Give the listing again in full and exactly, apart from its pictures.

## Given information
----

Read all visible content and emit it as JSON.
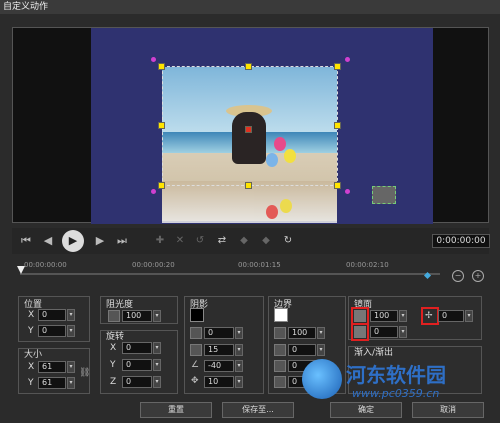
{
  "window": {
    "title": "自定义动作"
  },
  "transport": {
    "timecode": "0:00:00:00"
  },
  "ruler": {
    "ticks": [
      "00:00:00:00",
      "00:00:00:20",
      "00:00:01:15",
      "00:00:02:10"
    ]
  },
  "panels": {
    "position": {
      "label": "位置",
      "x_label": "X",
      "x_value": "0",
      "y_label": "Y",
      "y_value": "0"
    },
    "size": {
      "label": "大小",
      "x_label": "X",
      "x_value": "61",
      "y_label": "Y",
      "y_value": "61"
    },
    "opacity": {
      "label": "阻光度",
      "value": "100"
    },
    "rotation": {
      "label": "旋转",
      "x_label": "X",
      "x_value": "0",
      "y_label": "Y",
      "y_value": "0",
      "z_label": "Z",
      "z_value": "0"
    },
    "shadow": {
      "label": "阴影",
      "value1": "0",
      "value2": "15",
      "value3": "-40",
      "value4": "10"
    },
    "border": {
      "label": "边界",
      "value1": "100",
      "value2": "0",
      "value3": "0",
      "value4": "0"
    },
    "mirror": {
      "label": "镜面",
      "value1": "100",
      "value2": "0",
      "value3": "0"
    },
    "fade": {
      "label": "渐入/渐出"
    }
  },
  "buttons": {
    "reset": "重置",
    "save_to": "保存至...",
    "ok": "确定",
    "cancel": "取消"
  },
  "watermark": {
    "name": "河东软件园",
    "url": "www.pc0359.cn"
  }
}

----

## Exercise result
Read all visible content and emit it as JSON.
{
  "window": {
    "title": "自定义动作"
  },
  "transport": {
    "timecode": "0:00:00:00"
  },
  "ruler": {
    "ticks": [
      "00:00:00:00",
      "00:00:00:20",
      "00:00:01:15",
      "00:00:02:10"
    ]
  },
  "panels": {
    "position": {
      "label": "位置",
      "x_label": "X",
      "x_value": "0",
      "y_label": "Y",
      "y_value": "0"
    },
    "size": {
      "label": "大小",
      "x_label": "X",
      "x_value": "61",
      "y_label": "Y",
      "y_value": "61"
    },
    "opacity": {
      "label": "阻光度",
      "value": "100"
    },
    "rotation": {
      "label": "旋转",
      "x_label": "X",
      "x_value": "0",
      "y_label": "Y",
      "y_value": "0",
      "z_label": "Z",
      "z_value": "0"
    },
    "shadow": {
      "label": "阴影",
      "value1": "0",
      "value2": "15",
      "value3": "-40",
      "value4": "10"
    },
    "border": {
      "label": "边界",
      "value1": "100",
      "value2": "0",
      "value3": "0",
      "value4": "0"
    },
    "mirror": {
      "label": "镜面",
      "value1": "100",
      "value2": "0",
      "value3": "0"
    },
    "fade": {
      "label": "渐入/渐出"
    }
  },
  "buttons": {
    "reset": "重置",
    "save_to": "保存至...",
    "ok": "确定",
    "cancel": "取消"
  },
  "watermark": {
    "name": "河东软件园",
    "url": "www.pc0359.cn"
  }
}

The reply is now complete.